Hot on the heels of my dance with Dame Christie, I decided my lust for murder mysteries hadn’t been slaked, so I decided to take a turn with another queen of crime. Not only is Cover Her Face the first published P.D. James mystery, but it was actually my first dalliance with James’s writing at all. After my disastrous first date with Dorothy L. Sayers stemming from my reading Gaudy Night before picking up any of her other books, I have become a rather staunch adherent to reading serial fiction in chronological order, even when others claim it is not necessary, so for those of you who feel similarly and have yet to become acquainted with Detective Adam Dalgliesh, this is the place to start. The following theory is just based on wild conjecture on my part, but I think that readers may be the most idiosyncratic when it comes to their taste in mystery novels. Little old grannies may suddenly profess a penchant for dark Scandinavian noir, and ostensibly there is even a market for readers who prefer crimes that are cracked by animal sleuths (Wikipedia tells me that Lillian Jackson Braun’s “The Cat Who…” mystery series, numbered 29 titles!). Personally, I’m a “Golden Age” mystery fan, loving my crimes to be relatively bloodless, to take place between 1910 – 1950, and to be situated in England if at all possible. I have no idea why that trifecta is pretty much the holy trinity when it comes to mystery novels, but there you have it. To me, these types of novels are pretty much the ultimate in comfort reading, and rarely do they fail to delight me. And of course there are exceptions to this rule (as my love of Tana French, clearly displays), but this is why it’s a rule and not a law. (more…)
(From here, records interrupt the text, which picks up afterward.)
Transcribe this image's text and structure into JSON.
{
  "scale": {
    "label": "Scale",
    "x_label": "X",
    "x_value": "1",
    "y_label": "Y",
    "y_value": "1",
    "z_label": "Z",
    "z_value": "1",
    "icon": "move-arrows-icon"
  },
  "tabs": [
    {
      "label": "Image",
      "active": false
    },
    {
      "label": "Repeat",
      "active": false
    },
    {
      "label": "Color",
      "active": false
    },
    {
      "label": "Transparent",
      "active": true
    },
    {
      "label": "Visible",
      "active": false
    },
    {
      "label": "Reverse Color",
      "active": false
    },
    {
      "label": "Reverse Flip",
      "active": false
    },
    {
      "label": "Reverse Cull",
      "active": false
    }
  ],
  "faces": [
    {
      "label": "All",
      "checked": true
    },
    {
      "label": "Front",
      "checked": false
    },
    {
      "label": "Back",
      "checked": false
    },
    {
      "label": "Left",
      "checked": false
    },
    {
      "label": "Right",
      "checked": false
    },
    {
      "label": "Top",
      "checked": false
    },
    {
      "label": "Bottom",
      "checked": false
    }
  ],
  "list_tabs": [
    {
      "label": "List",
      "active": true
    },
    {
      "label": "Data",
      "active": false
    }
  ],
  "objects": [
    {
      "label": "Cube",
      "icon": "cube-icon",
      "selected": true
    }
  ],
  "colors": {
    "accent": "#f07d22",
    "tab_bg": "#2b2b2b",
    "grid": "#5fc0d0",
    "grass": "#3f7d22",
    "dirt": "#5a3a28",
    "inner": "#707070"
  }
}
30th April
written by Steph

Do any of you remember the kerfuffle a year ago when Alain de Botton left incendiary comments on a New York Times reviewer’s blog?  I remember reading about the scandal with great interest, mostly because I couldn’t get over how ridiculously over the top it was for an author to write on someone’s personal site: “I will hate you till the day I die and wish you nothing but ill will in every career move you make. I will be watching with interest and schadenfreude." Amazing. Needless to say, I thought de Botton’s behavior and handling of what he felt was an abysmal review (which by my reading was actually measured and fair, if not effusive and overwhelmingly positive) was completely out of line and extremely childish. His tantrum probably brought more attention to the “offensive” review than it might have otherwise received, and his response was so disproportionate that it just made him look kind of insane. But perhaps in the end there’s no such thing as bad publicity, because the one thing that scrap achieved was that I was suddenly aware of Alain de Botton, something that had not been true previously.  And so, when I was at McKay’s a few months back browsing the stacks, his name jumped out at me, and I admit to being curious and picked up his debut novel, On Love (also known as Essays in Love in the UK and Europe). (more…)